Bleachers Saved the Best Songs for Themselves
He’s written for pop musicians like Taylor Swift, Lorde and Sia. But expanded outside of the top 40 world to work with Grimes, Troye Sivan, and St. Lucia. His 80’s inspired slow building synth beat’s all leave hints in his other works, and their lyrics have a poetic quality that captures a feeling rather than a scene. Lorde credited him with giving her the best song writing advice ever by saying “Happiness is a for tourist write you little f*****”. So it’s no surprise that Jack Antonoff album number two captures that eighties pop bliss without it being overdone and lyrics sits in the perfect of spot of crazy and sane.
I feel like everyone does an 80’s inspired pop ballad today. It can be easily overdone but Bleachers doesn’t take that route. This album is such a pop album, which isn’t a bad thing. There’s a question and answer format with the riffs with a lot of songs that grab your attention. But the real quality of the album lies within its lyrics. They are easy lyrics something you can memorize within 3 listens of a song. But the simplicity and ease of the lyrics are what make some of the best lines on the album. The raw honest that doesn’t grab at details but rather an emotion makes the song feel like it can become anybodys. In “Everybody Lost Somebody”, there’s a cool little saxophone riff, but the song has such belt your heart out vibe. It’s pop-ease makes the harsh reality of the lyrics feel fun, it’s like laughing at your own sadness. In one of my favorite songs “Don’t Take the Money” Jack doesn’t mention any pronouns. He doesn’t call out a specific gendered romantic interest that he’s singing about, even though the song is very much a heartbreak new love song. This breakaway from details, which normally makes lyrics and writing so relatable and special, allows for a new freedom of interpretation.

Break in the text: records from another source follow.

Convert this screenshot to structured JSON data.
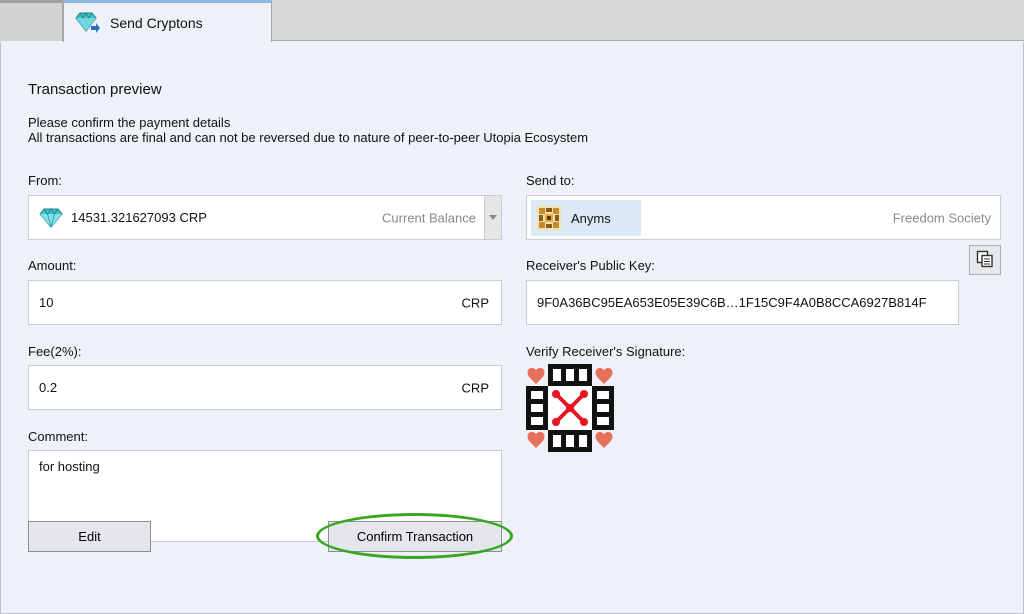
{
  "tab": {
    "label": "Send Cryptons",
    "icon": "crypton-send-icon"
  },
  "preview": {
    "title": "Transaction preview",
    "line1": "Please confirm the payment details",
    "line2": "All transactions are final and can not be reversed due to nature of peer-to-peer Utopia Ecosystem"
  },
  "from": {
    "label": "From:",
    "balance": "14531.321627093 CRP",
    "hint": "Current Balance",
    "icon": "crypton-gem-icon"
  },
  "amount": {
    "label": "Amount:",
    "value": "10",
    "unit": "CRP"
  },
  "fee": {
    "label": "Fee(2%):",
    "value": "0.2",
    "unit": "CRP"
  },
  "comment": {
    "label": "Comment:",
    "value": "for hosting"
  },
  "send_to": {
    "label": "Send to:",
    "contact": "Anyms",
    "group": "Freedom Society",
    "avatar_icon": "contact-avatar-icon"
  },
  "public_key": {
    "label": "Receiver's Public Key:",
    "value": "9F0A36BC95EA653E05E39C6B…1F15C9F4A0B8CCA6927B814F",
    "copy_icon": "copy-icon"
  },
  "signature": {
    "label": "Verify Receiver's Signature:",
    "icon": "signature-identicon"
  },
  "buttons": {
    "edit": "Edit",
    "confirm": "Confirm Transaction"
  },
  "colors": {
    "background": "#eef2f8",
    "tab_accent": "#8fb8e0",
    "highlight": "#3aa520",
    "gem": "#3fc1c9",
    "signature_red": "#e8141e",
    "signature_pink": "#e8705a"
  }
}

Best tracks: Don’t Take the Money, All My Heros, Everybody Lost Somebody